“I’m really looking forward to the institute’s anniversary celebration,” says Barbara Schmid-Federer. The event will take her back to her roots: Almost 30 years ago she herself was a student of Romance studies at UZH. As Zurich-born Schmid-Federer explains, her studies taught her how to think analytically and critically. At the same time it equipped her for her subsequent career in politics. Speaking foreign languages and engaging with the history of foreign literatures, she says, is a great way of getting to know and understand other cultures and ways of thinking.
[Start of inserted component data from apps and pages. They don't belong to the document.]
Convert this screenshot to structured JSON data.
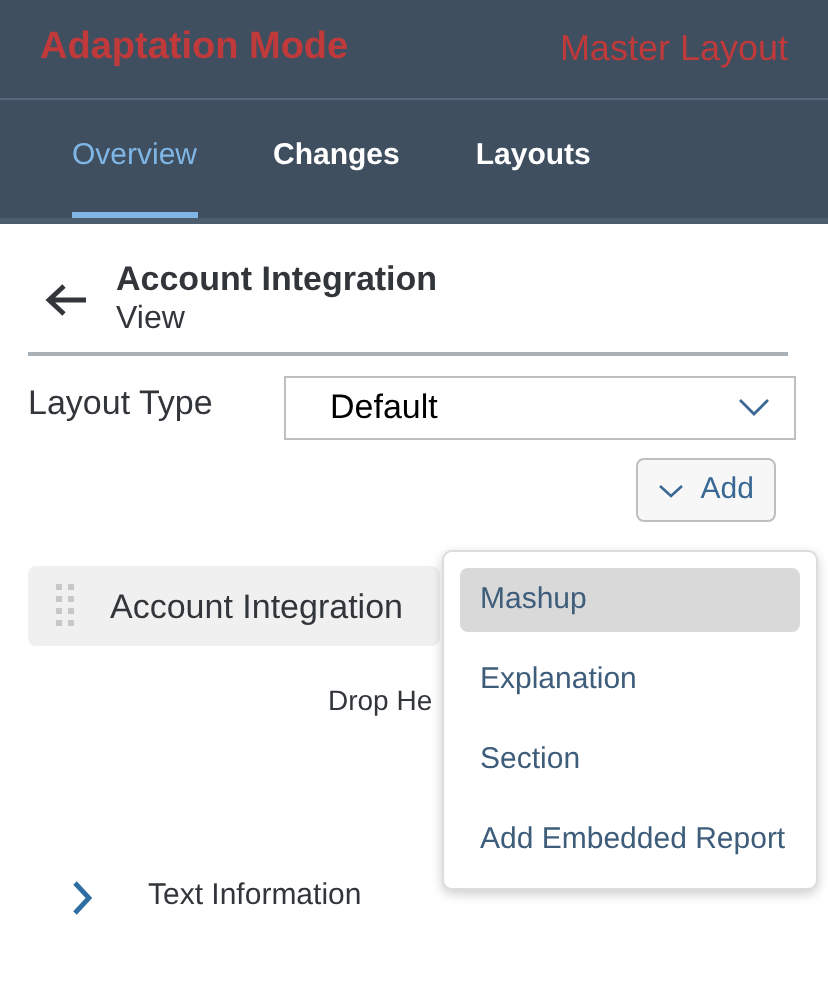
{
  "header": {
    "title": "Adaptation Mode",
    "layout": "Master Layout"
  },
  "tabs": [
    {
      "label": "Overview",
      "selected": true
    },
    {
      "label": "Changes",
      "selected": false
    },
    {
      "label": "Layouts",
      "selected": false
    }
  ],
  "page": {
    "title": "Account Integration",
    "subtitle": "View"
  },
  "layout_type": {
    "label": "Layout Type",
    "value": "Default"
  },
  "add_button": {
    "label": "Add"
  },
  "add_menu": [
    {
      "label": "Mashup",
      "selected": true
    },
    {
      "label": "Explanation",
      "selected": false
    },
    {
      "label": "Section",
      "selected": false
    },
    {
      "label": "Add Embedded Report",
      "selected": false
    }
  ],
  "section_bar": {
    "title": "Account Integration"
  },
  "drop_hint": "Drop He",
  "groups": [
    {
      "label": "Text Information",
      "expanded": false
    }
  ]
}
Schmid-Federer was immersed in French linguistic culture from a very early age. Since her playmates next door spoke only French, like it or not she was well acquainted with the language even before kindergarten. She reckons this must have been one of the reasons she eventually chose to do Romance studies. It was her father, a businessman who worked in many different countries, who aroused her interest in intercultural exchange. “Besides that, I think I have a certain talent for languages,” she confesses.
At UZH she studied French philology, comparative literature, and Spanish literature – the latter after dropping her minor in media studies. “I was a newcomer to Spanish. Basically, I didn’t know the language at all, and had to really knuckle down.” But she admits to having fallen completely in love with the Spanish culture, language and literature. Nevertheless, she says, she was an average student with average grades. Much more importantly, during her studies she was able to explore the world of literature and the subtleties of foreign languages, making some very close friends in the process. She’s still good friends with two Romance studies alumni, one of them professor of literature Ursula Bähler.
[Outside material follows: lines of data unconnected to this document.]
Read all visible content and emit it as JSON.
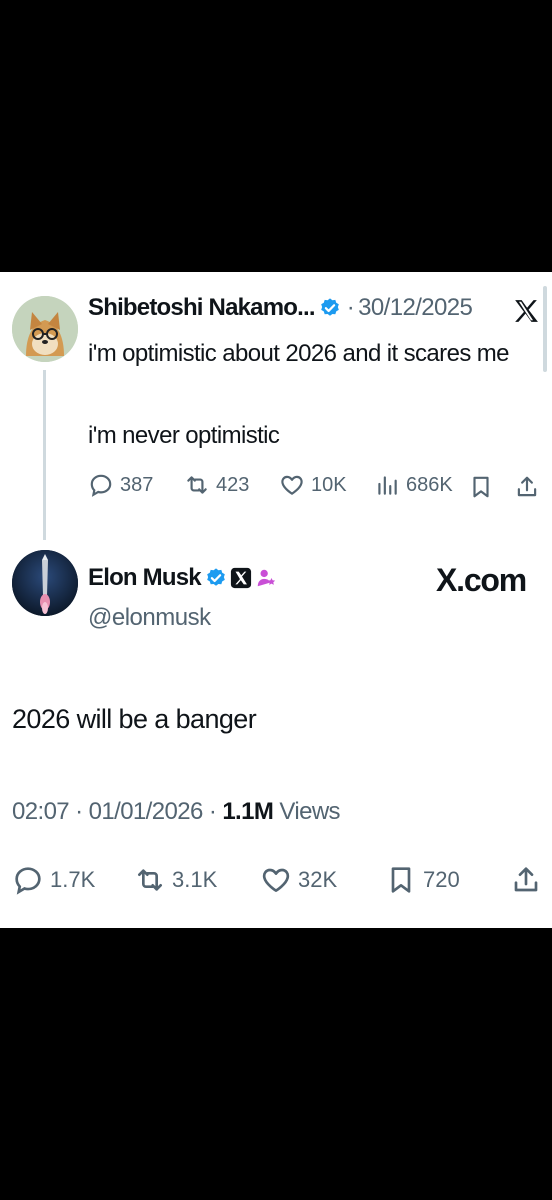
{
  "reply": {
    "display_name": "Shibetoshi Nakamo...",
    "separator": "·",
    "date": "30/12/2025",
    "line1": "i'm optimistic about 2026 and it scares me",
    "line2": "i'm never optimistic",
    "stats": {
      "replies": "387",
      "reposts": "423",
      "likes": "10K",
      "views": "686K"
    }
  },
  "main": {
    "display_name": "Elon Musk",
    "handle": "@elonmusk",
    "brand": "X.com",
    "text": "2026 will be a banger",
    "time": "02:07",
    "sep1": "·",
    "date": "01/01/2026",
    "sep2": "·",
    "views_count": "1.1M",
    "views_label": "Views",
    "stats": {
      "replies": "1.7K",
      "reposts": "3.1K",
      "likes": "32K",
      "bookmarks": "720"
    }
  },
  "colors": {
    "verified": "#1d9bf0",
    "text": "#0f1419",
    "muted": "#536471",
    "affiliate": "#c94fd6"
  },
  "icons": [
    "reply-icon",
    "repost-icon",
    "like-icon",
    "views-icon",
    "bookmark-icon",
    "share-icon",
    "x-logo-icon",
    "verified-badge-icon",
    "affiliate-badge-icon"
  ]
}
Looking back on her studies, Schmid-Federer mentions two highlights: Her exchange semesters at the Sorbonne and the University of Granada, and a research project in the Pyrenees. Here she and a fellow student investigated whether the language spoken in a small village really was an original “Langue d’Oc.” She describes how Professor Jakob Wüest, now professor emeritus, used to drop them off in the morning and pick them up again in the evening. “The people in the village were still living in medieval conditions, and initially didn’t want to talk to women,” says Schmid-Federer. “Before we could interview them, we first had to make ourselves part of their lives.”
Romance studies, she says, opened the door to the first, and most fascinating, job in her career. ETH Zurich was looking for someone with an academic background who spoke good French to work as assistant to its president. It was a job made for her. “I’m a complete all-rounder.” Her academic background was ideal for her next role as well, also at ETH. As head of the Dual Career Advice office, she looked after the families of professors from abroad, introducing them to Zurich and Swiss culture.
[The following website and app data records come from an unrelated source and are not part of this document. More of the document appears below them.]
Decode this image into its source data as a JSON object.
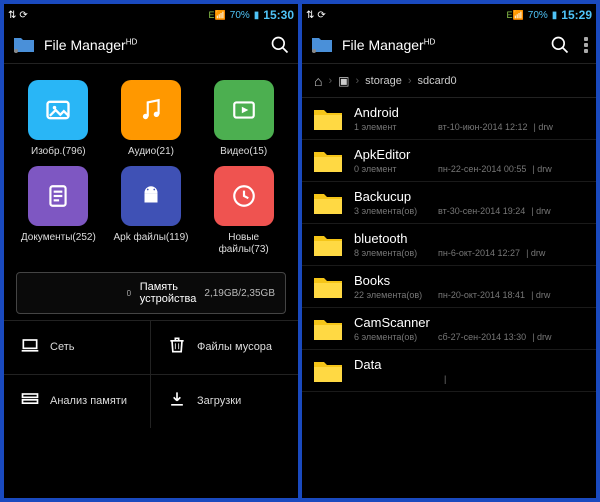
{
  "status": {
    "signal_text": "E",
    "battery": "70%",
    "left_clock": "15:30",
    "right_clock": "15:29"
  },
  "app": {
    "title": "File Manager",
    "hd": "HD"
  },
  "categories": [
    {
      "label": "Изобр.(796)",
      "color": "#29b6f6",
      "icon": "image"
    },
    {
      "label": "Аудио(21)",
      "color": "#ff9800",
      "icon": "audio"
    },
    {
      "label": "Видео(15)",
      "color": "#4caf50",
      "icon": "video"
    },
    {
      "label": "Документы(252)",
      "color": "#7e57c2",
      "icon": "doc"
    },
    {
      "label": "Apk файлы(119)",
      "color": "#3f51b5",
      "icon": "apk"
    },
    {
      "label": "Новые файлы(73)",
      "color": "#ef5350",
      "icon": "recent"
    }
  ],
  "storage": {
    "label": "Память устройства",
    "value": "2,19GB/2,35GB"
  },
  "bottom": [
    {
      "label": "Сеть",
      "icon": "net"
    },
    {
      "label": "Файлы мусора",
      "icon": "trash"
    },
    {
      "label": "Анализ памяти",
      "icon": "analyze"
    },
    {
      "label": "Загрузки",
      "icon": "download"
    }
  ],
  "breadcrumb": [
    "storage",
    "sdcard0"
  ],
  "files": [
    {
      "name": "Android",
      "items": "1 элемент",
      "date": "вт-10-июн-2014 12:12",
      "perm": "drw"
    },
    {
      "name": "ApkEditor",
      "items": "0 элемент",
      "date": "пн-22-сен-2014 00:55",
      "perm": "drw"
    },
    {
      "name": "Backucup",
      "items": "3 элемента(ов)",
      "date": "вт-30-сен-2014 19:24",
      "perm": "drw"
    },
    {
      "name": "bluetooth",
      "items": "8 элемента(ов)",
      "date": "пн-6-окт-2014 12:27",
      "perm": "drw"
    },
    {
      "name": "Books",
      "items": "22 элемента(ов)",
      "date": "пн-20-окт-2014 18:41",
      "perm": "drw"
    },
    {
      "name": "CamScanner",
      "items": "6 элемента(ов)",
      "date": "сб-27-сен-2014 13:30",
      "perm": "drw"
    },
    {
      "name": "Data",
      "items": "",
      "date": "",
      "perm": ""
    }
  ]
}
An important milestone in Schmid-Federer’s career was her election to the Swiss National Council in 2007. As the mother of two sons, she had a close interest in family policy. For example, she advocated the protection of young people on the internet, and successfully launched the idea of breastfeeding zones in restaurants and pharmacies in the media. It was during her time as a parliamentarian that she realized just how important her foreign language skills and the broad knowledge she’d gained from her generalist studies were. As committee spokesperson, she was one of the few German-speakers permitted to speak French in the National Council. “Usually that doesn’t go down well with people from French-speaking Switzerland,” she explains. “But if somebody comes along who not only speaks their language, but is also familiar with their culture, it opens many doors.”
In parliament, it also became clear to her who was trained to think critically and who wasn’t. The former National Councilor believes that the growing polarization we’re seeing in both political and social matters has to do with a lack of ability to think flexibly: “People who polarize have a simple world view and a narrow-minded way of thinking.” Those with a background in Romance studies, by contrast, have historical and philosophical awareness and are trained to argue in differentiated terms. These qualities, she said, are needed to make political solutions happen.
For the last two weeks or so, Barbara Schmid-Federer has presided the Pro Juventute foundation. She’s also president of the Swiss Red Cross, Canton of Zurich, and vice-president of the Swiss Red Cross. In addition to this, she sits on around 20 boards and committees, from the Pro Mente Sana mental health charity to Swisspeace.
Isn’t that too many commitments? “In all these roles I’m able to do what motivates me most: Work to help the most vulnerable,” she explains. A year ago she stepped down as National Councilor to be able to concentrate more on her social engagement for the interests of people in need. “In my work for the Red Cross and Pro Juventute, I repeatedly experience at the grass-roots level what the vulnerable really need. Our actions and campaigns are a very quick and efficient way of helping people.” As a parliamentarian, she says, you can only make things happen in small steps.
Apart from that, she explains that it’s a lot easier to get to grips with a variety of boards and offices than serve as a National Councilor. She has more free time than she used to. Among other things, this means that Barbara Schmid-Federer can get more involved as an alumna – for example by explaining to students the value of Romance studies.